(Photo credit: Brad Walsh)
In place of a more traditional year-end best-of list, Talkhouse has asked some of our favorite artists to choose their favorite album of 2018 and tell us all about it.
—The Talkhouse Team
The Voidz’ Virtue is a really fun album about serious things. It’s swimming in disillusionment and the shame of being alive. It’s like the sound of original sin—oh, how we have fucked this all up. It’s not only our own failings and weaknesses that are disappointing, but also our society’s dishonesty and corruption, into which we are sometimes drawn. Julian Casablancas sings “I’ve been bathing in the blood of our success” on ”Aliennation.” Elsewhere: “I want out of this world” (“Pink Ocean”), “I lost what’s mine” (“Qyurryus”), “What does it matter?” (“Pointlessness”), and “No one will care about this in ten years” (“All Wordz Are Made Up”).
It’s so hard to say or do anything, at this point, that hasn’t been said or done or torn apart before, and it can be a full-time job trying to hold on to one’s dignity. A person needs to have some kind of private escape route to self-preservation and fulfillment.
As a songwriter and musician I consider my written and recorded songs to be the best part of me. Everything else is embarrassing. Regardless of any of the music’s subjective or objective artistic value, the impulse to work hard in relative isolation putting something together with joy and faith (and sweat, and tears, etc.) and then share it with the world is intrinsically good, or at least benign, and way less potentially damaging than a lot of other impulses.
The act of music is purifying; it elevates and exorcises.
Music can be a refuge, like the forts of childhood.

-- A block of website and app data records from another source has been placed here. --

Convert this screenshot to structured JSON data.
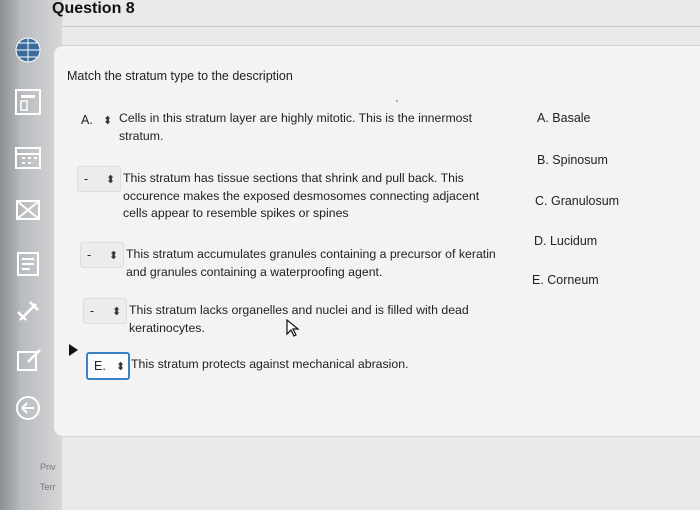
{
  "question": {
    "title": "Question 8",
    "instruction": "Match the stratum type to the description"
  },
  "items": [
    {
      "selected": "A.",
      "description_line1": "Cells in this stratum layer are highly mitotic. This is the innermost",
      "description_line2": "stratum.",
      "description_line3": ""
    },
    {
      "selected": "-",
      "description_line1": "This stratum has tissue sections that shrink and pull back. This",
      "description_line2": "occurence makes the exposed desmosomes connecting adjacent",
      "description_line3": "cells appear to resemble spikes or spines"
    },
    {
      "selected": "-",
      "description_line1": "This stratum accumulates granules containing a precursor of keratin",
      "description_line2": "and granules containing a waterproofing agent.",
      "description_line3": ""
    },
    {
      "selected": "-",
      "description_line1": "This stratum lacks organelles and nuclei and is filled with dead",
      "description_line2": "keratinocytes.",
      "description_line3": ""
    },
    {
      "selected": "E.",
      "description_line1": "This stratum protects against mechanical abrasion.",
      "description_line2": "",
      "description_line3": ""
    }
  ],
  "answers": [
    "A. Basale",
    "B. Spinosum",
    "C. Granulosum",
    "D. Lucidum",
    "E. Corneum"
  ],
  "sidebar": {
    "text1": "Priv",
    "text2": "Terr",
    "icons": [
      "globe-icon",
      "gradebook-icon",
      "calendar-icon",
      "inbox-icon",
      "history-icon",
      "satellite-icon",
      "commons-icon",
      "back-arrow-icon"
    ]
  },
  "colors": {
    "focus": "#3b7fc4",
    "card": "#f3f3f3"
  }
}
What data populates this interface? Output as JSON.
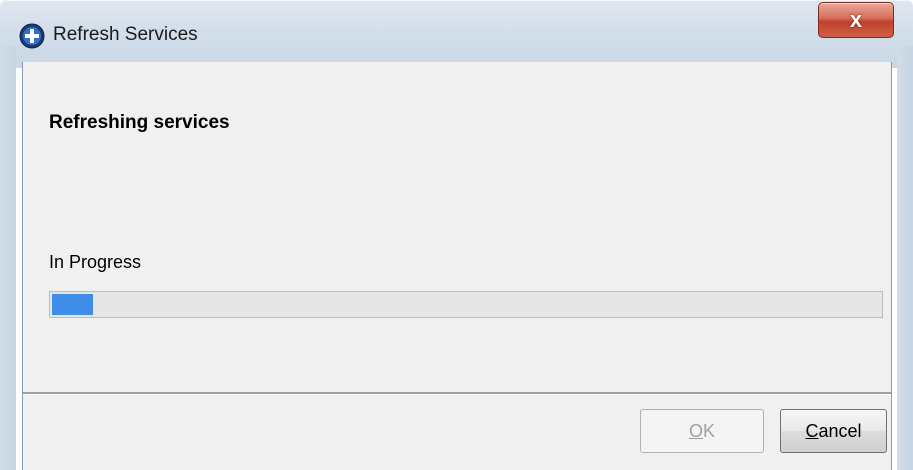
{
  "window": {
    "title": "Refresh Services",
    "close_label": "x"
  },
  "dialog": {
    "heading": "Refreshing services",
    "progress_label": "In Progress",
    "progress_fraction": 0.05
  },
  "buttons": {
    "ok": {
      "first": "O",
      "rest": "K",
      "enabled": false
    },
    "cancel": {
      "first": "C",
      "rest": "ancel",
      "enabled": true
    }
  },
  "colors": {
    "progress_fill": "#3e8ee8",
    "close_button": "#c0422c",
    "dialog_background": "#f0f0f0"
  },
  "icons": {
    "app": "plus-circle-icon",
    "close": "close-icon"
  }
}
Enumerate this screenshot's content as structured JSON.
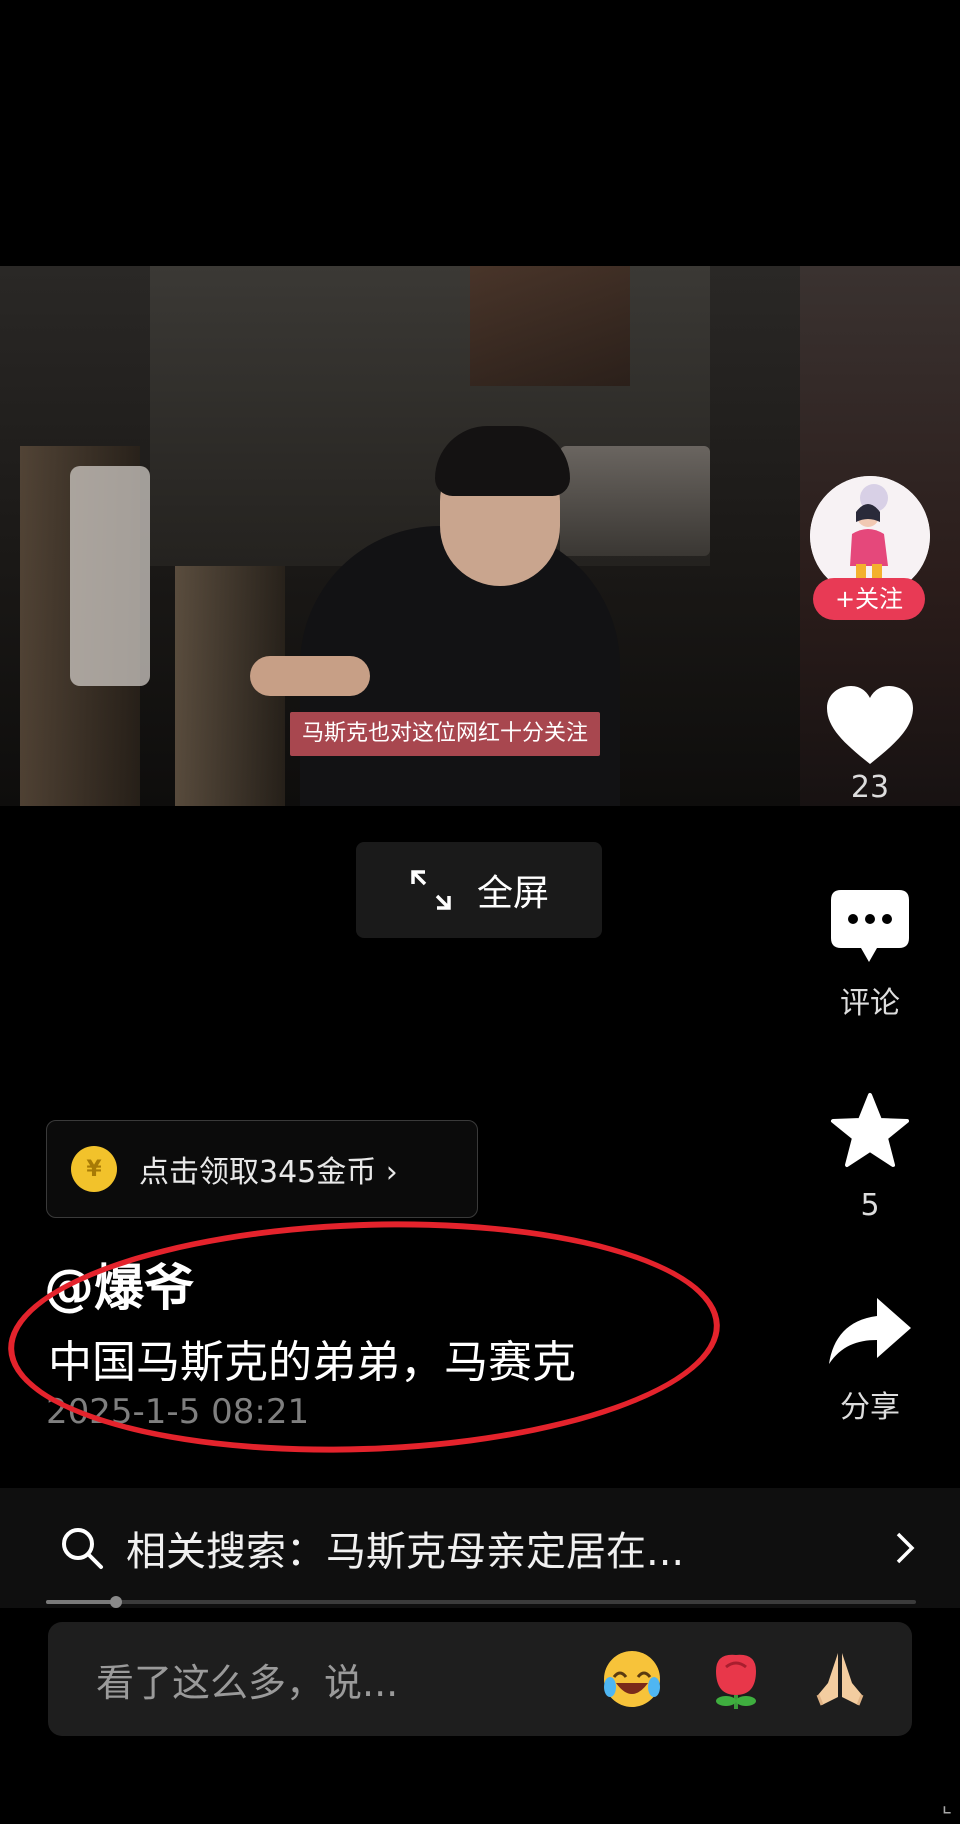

Maybe this—the idea of the unselfconscious enthusiasm of creativity—is the “virtue” of the album title. Music as a direct, never-broken line to the innocent and salutary play of youth.
From time to time Casablancas breaks the fourth wall and talks about music in the music: “Writing songs/Close the door/All I know/Since ‘94.”
Sonically, Virtue is a vast smorgasbord, a many-splendored thing. Sometimes it sounds vaguely Jamaican, and sometimes metal, baroque, prog, jungle, new jack something or other, hip-hop. It’s reminiscent of lots of things but never derivative. It’s like a living, breathing organism with multiple limbs that move around and contract and expand, sometimes merging to wrap around each other. It has a brain, with sense memories and bits of current and historical information drifting in and out of consciousness.
Lyrics jump from song to song, a reminder that this is a whole, cohesive system and not just a bunch of random Spotifiable tracks. “Murder in the name of national security” turns up in both “Pyramid Of Bones” and “Aliennation”; “All words are made up,” from “Aliennation,” is also the title of a separate song (“All Wordz Are Made Up”). There’s a “pink ocean of tears” in “Aliennation” and then there is “Pink Ocean,” the song.
Casablancas’ voice is always moving around, too, going eagerly down blind alleys like he’s enjoying being lost in some interior maze. It’s experimental and inventive. Sometimes he sounds really blasé, as if he’s singing with his mouth barely open while lying on a couch. Sometimes he digs in and does that low Jim Morrison thing, and sometimes he goes up into a gorgeous, plaintive falsetto. Sometimes vocals are roboticized through a vocoder or auto-tune, or both, maybe. Some word-sounds are carefree and tossed-off like the “doot doot”s just before the casual hole that opens up about three-quarters of the way through “Aliennation.” His voice can be buoyant and elastic and dizzyingly infectious, like the swooping and swirling “I know you want it/Don’t call me stupid” lines in “Leave It In My Dreams.”
The album keeps blowing my mind over and over again. There’s endless stuff to focus on: It’s almost like there’s a magical mechanism built into the album’s technology that makes it sound somewhat different every time I listen. Words and parts and noises jump out from behind closed doors—doors that I could swear were closed the last time I listened. It makes me feel like I’m insane, or brain-damaged, like the record is gaslighting me, but in a good way. This is how music should be—it should alter your consciousness, fuck you up, bedazzle and mystify you.
Virtue is the best kind of musical sorcery. Julian Casablancas has always had a strong and powerful musical vision and this album with this band has been immaculately and elegantly conceived and executed. It invites a kind of close, concentrated listening that people on the internet probably don’t have time for. I think that’s one of the messages the album is sending—that people don’t pay attention. Or just: pay attention. You will be rewarded.